### [Exercise objective]
Report every line of the records beneath this task that holds the string "cloud".

### [Given information]

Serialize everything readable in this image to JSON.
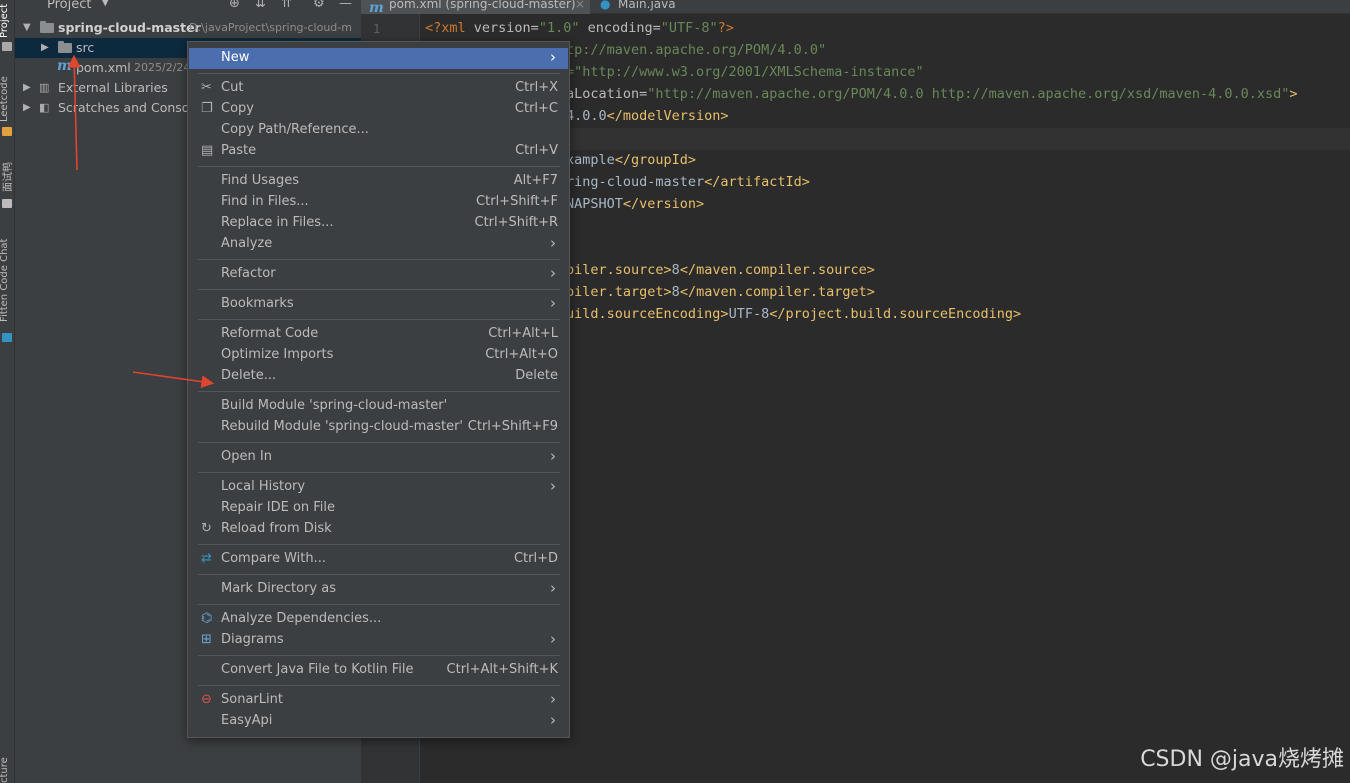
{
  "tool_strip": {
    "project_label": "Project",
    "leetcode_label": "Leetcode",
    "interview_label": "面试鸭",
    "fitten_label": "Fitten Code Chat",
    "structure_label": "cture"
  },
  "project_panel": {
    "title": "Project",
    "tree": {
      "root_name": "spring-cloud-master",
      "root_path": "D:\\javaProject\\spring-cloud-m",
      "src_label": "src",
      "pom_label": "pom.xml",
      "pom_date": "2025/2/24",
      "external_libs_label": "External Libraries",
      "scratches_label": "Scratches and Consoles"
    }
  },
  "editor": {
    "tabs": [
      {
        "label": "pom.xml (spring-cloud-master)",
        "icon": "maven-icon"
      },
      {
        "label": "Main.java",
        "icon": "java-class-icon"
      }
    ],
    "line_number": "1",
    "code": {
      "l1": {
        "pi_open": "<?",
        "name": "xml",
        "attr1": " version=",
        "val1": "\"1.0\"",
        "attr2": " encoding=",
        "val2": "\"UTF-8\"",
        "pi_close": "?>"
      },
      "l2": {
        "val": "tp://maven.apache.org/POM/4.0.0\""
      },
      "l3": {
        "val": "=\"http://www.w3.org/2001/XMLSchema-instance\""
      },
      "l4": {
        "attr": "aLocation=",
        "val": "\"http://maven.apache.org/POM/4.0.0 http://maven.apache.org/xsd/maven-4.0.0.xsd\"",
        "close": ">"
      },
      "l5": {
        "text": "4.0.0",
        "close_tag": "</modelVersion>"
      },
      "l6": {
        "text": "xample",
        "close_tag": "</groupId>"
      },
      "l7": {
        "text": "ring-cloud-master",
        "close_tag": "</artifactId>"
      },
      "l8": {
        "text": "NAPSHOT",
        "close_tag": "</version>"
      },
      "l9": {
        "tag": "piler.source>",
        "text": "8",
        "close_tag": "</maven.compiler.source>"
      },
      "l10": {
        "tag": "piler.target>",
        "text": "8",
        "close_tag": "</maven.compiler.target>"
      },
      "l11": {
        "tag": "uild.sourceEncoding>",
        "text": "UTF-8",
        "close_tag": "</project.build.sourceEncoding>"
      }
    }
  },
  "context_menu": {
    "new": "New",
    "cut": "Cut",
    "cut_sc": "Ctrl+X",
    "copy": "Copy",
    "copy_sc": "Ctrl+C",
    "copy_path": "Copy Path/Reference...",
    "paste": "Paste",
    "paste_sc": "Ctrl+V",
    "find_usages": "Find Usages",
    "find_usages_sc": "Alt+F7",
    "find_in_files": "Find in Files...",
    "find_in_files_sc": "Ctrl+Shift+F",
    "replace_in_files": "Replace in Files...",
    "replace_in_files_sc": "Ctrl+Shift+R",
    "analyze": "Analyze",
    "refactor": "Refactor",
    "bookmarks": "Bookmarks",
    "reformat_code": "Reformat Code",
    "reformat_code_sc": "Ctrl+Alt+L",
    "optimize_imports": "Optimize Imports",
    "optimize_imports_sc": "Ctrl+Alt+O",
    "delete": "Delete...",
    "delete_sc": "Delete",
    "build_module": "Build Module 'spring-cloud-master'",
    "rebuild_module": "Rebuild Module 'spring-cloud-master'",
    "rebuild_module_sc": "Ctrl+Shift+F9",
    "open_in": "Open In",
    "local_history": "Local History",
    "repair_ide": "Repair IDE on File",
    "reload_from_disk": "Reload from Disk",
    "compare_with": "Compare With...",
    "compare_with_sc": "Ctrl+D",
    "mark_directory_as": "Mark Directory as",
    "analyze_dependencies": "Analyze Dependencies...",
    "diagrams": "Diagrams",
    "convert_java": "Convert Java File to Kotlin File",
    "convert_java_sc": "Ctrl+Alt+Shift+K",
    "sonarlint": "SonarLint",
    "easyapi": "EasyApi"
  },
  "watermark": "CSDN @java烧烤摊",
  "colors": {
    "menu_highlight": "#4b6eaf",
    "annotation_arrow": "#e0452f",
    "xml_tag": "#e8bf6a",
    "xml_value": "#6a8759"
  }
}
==
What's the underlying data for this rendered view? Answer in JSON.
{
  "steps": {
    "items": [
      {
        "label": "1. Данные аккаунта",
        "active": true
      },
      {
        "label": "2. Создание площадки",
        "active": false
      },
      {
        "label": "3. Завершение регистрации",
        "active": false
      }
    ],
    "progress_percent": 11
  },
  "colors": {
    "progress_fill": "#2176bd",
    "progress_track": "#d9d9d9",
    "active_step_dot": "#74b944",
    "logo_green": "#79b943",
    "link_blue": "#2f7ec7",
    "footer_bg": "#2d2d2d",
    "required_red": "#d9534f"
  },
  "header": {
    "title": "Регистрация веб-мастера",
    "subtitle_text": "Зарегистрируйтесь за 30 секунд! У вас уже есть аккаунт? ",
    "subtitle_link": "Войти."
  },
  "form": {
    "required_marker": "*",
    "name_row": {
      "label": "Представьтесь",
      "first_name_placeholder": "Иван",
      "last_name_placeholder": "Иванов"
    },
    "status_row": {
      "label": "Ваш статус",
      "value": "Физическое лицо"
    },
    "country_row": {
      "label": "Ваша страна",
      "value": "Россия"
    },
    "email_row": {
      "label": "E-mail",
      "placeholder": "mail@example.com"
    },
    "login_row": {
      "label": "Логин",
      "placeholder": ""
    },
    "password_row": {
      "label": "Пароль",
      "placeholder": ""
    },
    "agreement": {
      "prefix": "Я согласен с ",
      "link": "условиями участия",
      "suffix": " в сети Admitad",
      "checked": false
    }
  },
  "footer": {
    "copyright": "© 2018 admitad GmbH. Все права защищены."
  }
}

### [Written answer]
      "root_name": "spring-cloud-master",
      "root_path": "D:\\javaProject\\spring-cloud-m",
        "label": "pom.xml (spring-cloud-master)",
        "text": "ring-cloud-master",
    "build_module": "Build Module 'spring-cloud-master'",
    "rebuild_module": "Rebuild Module 'spring-cloud-master'",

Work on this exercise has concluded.